Councillor Moses referenced the Cost-of-Living Pressures Action Plan, Financial Inclusion Group that coordinates access to support and guidance section, seeking further information on the approach taken to debt recovery and what outcomes were desired.  The Assistant Director, Communities & Partnerships confirmed that the Financial Inclusion Group (FIG) comprised of the Council, DWP and several debt charities located in Solihull.  Members were informed that the Council’s Debt Recovery Team and SCH managed their respective debt plans in different ways when taking account of household income.  Consequently, the Council and SCH were seeking to establish a universal approach to be applied across all FIG members in this respect. In respect of recovery actions relating to Council Tax/rent arrears, the Council response taken was a balanced approach which took account of a resident’s specific circumstances and profile.


Councillor Caudwell questioned how Primary, Secondary Schools and Academies in the borough were being used to help identify families needing support and what steps the Council was taking to survey its own employees.  Members were informed that the Council had a Lead Officer in place providing a link to education services. The Schools Newsletter was also used to convey messaging around support services available in the borough for families to access.  Internally, the Council offered cost of living support to all of its employees, with several services available to employees on-line, ‘Lunch and Learn’ sessions and the Council Core Brief sign posting Here2Help services, all of which raise awareness of available support services for Council employees.

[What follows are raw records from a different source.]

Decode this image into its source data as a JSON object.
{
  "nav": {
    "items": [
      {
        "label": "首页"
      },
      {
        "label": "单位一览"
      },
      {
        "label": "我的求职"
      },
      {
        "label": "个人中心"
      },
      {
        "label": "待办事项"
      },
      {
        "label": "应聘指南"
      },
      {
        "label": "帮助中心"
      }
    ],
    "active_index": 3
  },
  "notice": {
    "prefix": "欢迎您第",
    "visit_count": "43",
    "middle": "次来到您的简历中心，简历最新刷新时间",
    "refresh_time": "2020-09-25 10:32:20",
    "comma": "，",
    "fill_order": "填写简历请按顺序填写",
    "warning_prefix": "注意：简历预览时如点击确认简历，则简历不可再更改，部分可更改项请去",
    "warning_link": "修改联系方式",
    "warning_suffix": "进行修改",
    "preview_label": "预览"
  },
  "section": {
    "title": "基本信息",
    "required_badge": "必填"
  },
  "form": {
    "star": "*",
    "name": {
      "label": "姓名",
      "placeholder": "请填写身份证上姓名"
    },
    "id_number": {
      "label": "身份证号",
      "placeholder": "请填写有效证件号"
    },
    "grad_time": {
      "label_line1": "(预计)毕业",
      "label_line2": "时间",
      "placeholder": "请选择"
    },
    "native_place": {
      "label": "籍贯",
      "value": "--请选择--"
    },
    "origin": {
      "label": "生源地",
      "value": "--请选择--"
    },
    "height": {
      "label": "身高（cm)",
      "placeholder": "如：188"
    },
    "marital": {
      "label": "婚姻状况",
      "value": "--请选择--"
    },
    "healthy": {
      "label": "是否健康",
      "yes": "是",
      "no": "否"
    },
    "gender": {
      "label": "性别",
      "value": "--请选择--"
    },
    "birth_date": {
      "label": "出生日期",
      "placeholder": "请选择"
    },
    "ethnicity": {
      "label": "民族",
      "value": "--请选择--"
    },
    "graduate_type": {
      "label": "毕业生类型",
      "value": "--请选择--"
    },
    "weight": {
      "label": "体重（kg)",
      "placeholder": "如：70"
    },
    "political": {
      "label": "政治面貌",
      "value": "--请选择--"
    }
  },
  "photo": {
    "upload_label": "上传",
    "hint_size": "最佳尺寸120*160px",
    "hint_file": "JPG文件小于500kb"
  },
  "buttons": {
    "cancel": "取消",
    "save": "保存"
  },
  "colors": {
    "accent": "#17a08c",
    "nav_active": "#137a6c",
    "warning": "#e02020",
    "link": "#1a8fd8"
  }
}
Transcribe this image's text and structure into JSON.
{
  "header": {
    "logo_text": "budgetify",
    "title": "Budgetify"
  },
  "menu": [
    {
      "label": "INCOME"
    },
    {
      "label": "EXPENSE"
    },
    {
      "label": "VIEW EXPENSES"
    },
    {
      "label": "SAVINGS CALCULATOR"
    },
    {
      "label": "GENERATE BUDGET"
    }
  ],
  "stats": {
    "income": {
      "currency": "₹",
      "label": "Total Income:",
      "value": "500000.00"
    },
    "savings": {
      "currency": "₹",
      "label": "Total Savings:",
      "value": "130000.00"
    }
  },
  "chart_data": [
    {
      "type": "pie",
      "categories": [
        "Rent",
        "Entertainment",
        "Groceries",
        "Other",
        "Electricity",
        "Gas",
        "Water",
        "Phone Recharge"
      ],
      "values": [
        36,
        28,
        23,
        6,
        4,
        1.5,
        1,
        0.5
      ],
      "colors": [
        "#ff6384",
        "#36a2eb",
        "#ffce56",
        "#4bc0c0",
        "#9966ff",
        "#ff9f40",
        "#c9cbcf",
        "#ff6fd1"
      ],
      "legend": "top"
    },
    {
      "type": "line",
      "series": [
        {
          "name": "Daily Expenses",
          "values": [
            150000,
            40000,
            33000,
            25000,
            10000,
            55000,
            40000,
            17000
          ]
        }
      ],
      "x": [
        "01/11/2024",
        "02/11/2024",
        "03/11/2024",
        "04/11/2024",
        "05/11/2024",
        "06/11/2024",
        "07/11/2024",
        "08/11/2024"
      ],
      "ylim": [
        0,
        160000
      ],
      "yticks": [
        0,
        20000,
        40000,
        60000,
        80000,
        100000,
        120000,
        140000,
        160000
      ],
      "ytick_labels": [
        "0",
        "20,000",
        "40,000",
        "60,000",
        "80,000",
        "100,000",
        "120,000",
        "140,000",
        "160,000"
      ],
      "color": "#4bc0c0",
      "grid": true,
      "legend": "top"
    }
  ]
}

Councillor Grinsell highlighted that regarding SCH, Here2Help services were available on-line and that SCH support services would feature in the next Newsletter being issued to all SCH tenants. Furthermore, software had been introduced to trial which helped to predict which tenants may be beginning to experience financial difficulties, particularly in respect of rent arrears.


Councillor Howell noted that the Council was working to support Solihull residents in many ways, which included the use of the borough’s library network, signposting services, Council web site pages and the Connect services, releasing Council reserves to support the voluntary and community sector and distribution of £1.4M from the Household Support Funding Scheme.


Councillor Parker noted that there was much work in progress and being implemented by the Council and its partners to counter the current cost of living pressures. The Cost-of-Living Pressures Action Plan would continue to be kept under review and the Scrutiny Board updated accordingly. Councillor Parker noted that all Councillors had a role to play in supporting the signposting of those Council services which would assist residents in alleviating the everyday cost of living pressures. 


Councillor Parker concluded that he was satisfied the Council was delivering all initiatives, resources and support it could at the present time in the interests of the borough’s residents but would like to see further bridges built with the borough’s business sector.


Having considered and discussed the ‘Solihull’s Response to the Cost-of-Living Pressure’ report in detail, the Resources and Delivering Value Scrutiny Board:




(i)  To note and support the approach the Council was taking to support residents through the winter period in 2022.


Supporting documents: